Thursday, July 25, 2013

Props and visual aids. . .

I was asked once if I used visual aids in my sermons.  I replied that I did not.  I left it at that.  The person asking got my drift but did not appreciate the answer.  It seemed the question was less a query than it was an encouragement suggesting I ought to use them.

I was reminded of a story, factual though the names have not been used to protect the innocent, from a preacher preaching a sermon in a highly liturgical church.   Homiletic props were one of his specialties. This priest who once placed a box of dog excrement at the top of the nave and, after wandering around it, asked parishioners to guess the contents. When no one understandably could, he let them in on his secret and said, “Sometimes you have to walk through a lot of this to get to Jesus.”

Uhhhh...  Well...  I would say visual aid not needed.  But that might just be me...

It seems that over and over again when we fear the Word will not do what God has purposed it to do, we come up with gimmicks that we think will bolster the Word, assist the Word, give added weight or relevance to the Word... but when we do this, we nearly always detract from the Word so that the preacher, the preaching, and the Word preached is diminished as a consequence.

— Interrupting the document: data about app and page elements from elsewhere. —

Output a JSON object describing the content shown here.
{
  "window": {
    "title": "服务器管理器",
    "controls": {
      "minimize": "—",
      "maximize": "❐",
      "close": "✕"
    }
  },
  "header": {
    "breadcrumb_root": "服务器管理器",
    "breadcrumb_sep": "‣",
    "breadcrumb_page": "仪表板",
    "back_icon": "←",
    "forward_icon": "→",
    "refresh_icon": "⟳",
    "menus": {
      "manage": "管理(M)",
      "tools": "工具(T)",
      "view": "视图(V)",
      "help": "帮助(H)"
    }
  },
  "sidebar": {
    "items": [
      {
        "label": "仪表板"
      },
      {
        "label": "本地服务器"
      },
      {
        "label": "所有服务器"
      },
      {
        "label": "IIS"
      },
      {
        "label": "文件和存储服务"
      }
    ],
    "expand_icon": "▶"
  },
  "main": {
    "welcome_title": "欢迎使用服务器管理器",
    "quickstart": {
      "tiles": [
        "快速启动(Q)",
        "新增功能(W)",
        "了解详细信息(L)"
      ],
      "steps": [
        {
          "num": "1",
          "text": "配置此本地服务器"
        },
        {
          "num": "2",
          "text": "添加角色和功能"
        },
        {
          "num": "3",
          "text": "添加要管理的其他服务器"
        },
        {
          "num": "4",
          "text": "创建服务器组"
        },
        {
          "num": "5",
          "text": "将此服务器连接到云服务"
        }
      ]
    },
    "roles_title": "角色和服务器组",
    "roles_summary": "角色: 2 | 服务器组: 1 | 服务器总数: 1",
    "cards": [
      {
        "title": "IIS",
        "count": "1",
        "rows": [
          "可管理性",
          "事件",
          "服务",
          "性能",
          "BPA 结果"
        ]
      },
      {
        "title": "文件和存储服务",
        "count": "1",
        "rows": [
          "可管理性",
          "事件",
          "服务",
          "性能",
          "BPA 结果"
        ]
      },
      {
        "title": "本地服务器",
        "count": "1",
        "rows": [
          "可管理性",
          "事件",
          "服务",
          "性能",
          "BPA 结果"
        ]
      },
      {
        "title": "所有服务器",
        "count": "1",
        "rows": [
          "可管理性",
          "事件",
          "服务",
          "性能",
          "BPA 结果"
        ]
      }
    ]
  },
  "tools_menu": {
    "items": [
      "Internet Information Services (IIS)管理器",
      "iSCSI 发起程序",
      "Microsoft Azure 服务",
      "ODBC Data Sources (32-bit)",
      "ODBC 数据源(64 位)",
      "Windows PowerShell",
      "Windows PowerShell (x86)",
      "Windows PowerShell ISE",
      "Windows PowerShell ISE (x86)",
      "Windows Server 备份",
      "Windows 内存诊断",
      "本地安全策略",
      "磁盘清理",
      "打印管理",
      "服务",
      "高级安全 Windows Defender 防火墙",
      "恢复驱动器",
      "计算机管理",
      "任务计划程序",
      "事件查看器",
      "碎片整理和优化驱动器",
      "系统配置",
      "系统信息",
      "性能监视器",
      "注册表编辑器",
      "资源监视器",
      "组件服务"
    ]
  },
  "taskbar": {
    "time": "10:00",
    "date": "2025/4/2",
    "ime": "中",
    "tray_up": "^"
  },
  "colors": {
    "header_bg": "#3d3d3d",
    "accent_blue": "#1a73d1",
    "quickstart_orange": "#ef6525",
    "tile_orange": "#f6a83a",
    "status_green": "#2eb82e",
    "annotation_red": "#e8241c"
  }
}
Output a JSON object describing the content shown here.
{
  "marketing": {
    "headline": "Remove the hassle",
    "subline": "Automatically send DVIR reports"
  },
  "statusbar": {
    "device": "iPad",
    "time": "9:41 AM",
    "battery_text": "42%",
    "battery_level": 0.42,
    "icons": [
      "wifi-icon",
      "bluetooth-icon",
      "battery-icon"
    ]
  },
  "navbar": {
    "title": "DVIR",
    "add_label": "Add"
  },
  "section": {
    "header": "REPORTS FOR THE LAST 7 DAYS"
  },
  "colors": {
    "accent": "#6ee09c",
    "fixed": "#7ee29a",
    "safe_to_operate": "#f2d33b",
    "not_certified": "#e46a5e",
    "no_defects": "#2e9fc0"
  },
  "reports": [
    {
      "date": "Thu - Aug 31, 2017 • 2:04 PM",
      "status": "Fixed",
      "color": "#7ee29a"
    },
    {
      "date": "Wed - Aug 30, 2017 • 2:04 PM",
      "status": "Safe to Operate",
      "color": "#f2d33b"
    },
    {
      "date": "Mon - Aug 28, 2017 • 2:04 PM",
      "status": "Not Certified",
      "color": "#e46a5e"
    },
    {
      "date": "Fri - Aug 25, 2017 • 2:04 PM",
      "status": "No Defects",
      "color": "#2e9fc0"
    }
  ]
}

If I might be allowed, the poor folks in the pews have to walk through a lot of the above named visual aid and too much of it comes from the people charged with preaching the Word.  Drama is no substitute for faithfulness.  Gimmicks are no substitute for faith.  Being infamous is not the same as being memorable.  The first job of the preacher is to get out of the way of the text (Word).  Have I said enough?



6 comments:

Janis Williams said...

Yes, enough said, Fr. Peters.

I beg to differ, however. We/you do use visual "aids." They are vestments, paraments, crucifixes, altar cloths, covers for the elements of the Eucharist. And don't forget candles and (cough cough), incense!

Seriously, in a day of iPhones and YouTube, why do we have so much trouble understanding some things are sacred? There's nothing wrong with CCM in your car or home, it just doesn't belong in church. There's nothing wrong with YouTube (witness Hans Fiene and Lutheran Satire); just don't put it on a jumbotron in the Divine Service.

Americans have lost the idea of the hallowed, even we who pray the Our Father every week. Nothing holy is immune in our society from the invasion of our desires.

Anonymous said...

So, Jesus taking a child and putting him in the midst of them was NOT a visual aid?!

Jim Davis said...

Some visual aids stink; like the one you used here. Others can be effective. The visual aid on your blog is effective because it has such a negative connotation.

One pastor used stones, one large and several small ones, to illustrate the story of the stoning of the prostitute. "Let him who is without sin cast the first stone." The first stone is the large one and is designed to inflict serious bodily damage. Others follow with the small stones.
This was a very effective visual aid.

Anonymous said...

Someone forgot to tell the Jesus First crowd about current trends in the Church:

http://thechristianpundit.org/2013/07/17/young-evangelicals-are-getting-high/

Retro is cool.

Erik Maldre said...

Anonymous ("Retro is cool"): Trends don't last because they're driving force is the service of the self. Why are the youth apparently turning to "high" church? Sadly the answer often is selfish intentions.

ErnestO said...

A crucifix (from Latin cruci fixus)is thee most clear and powerful visual aid we have in the Church.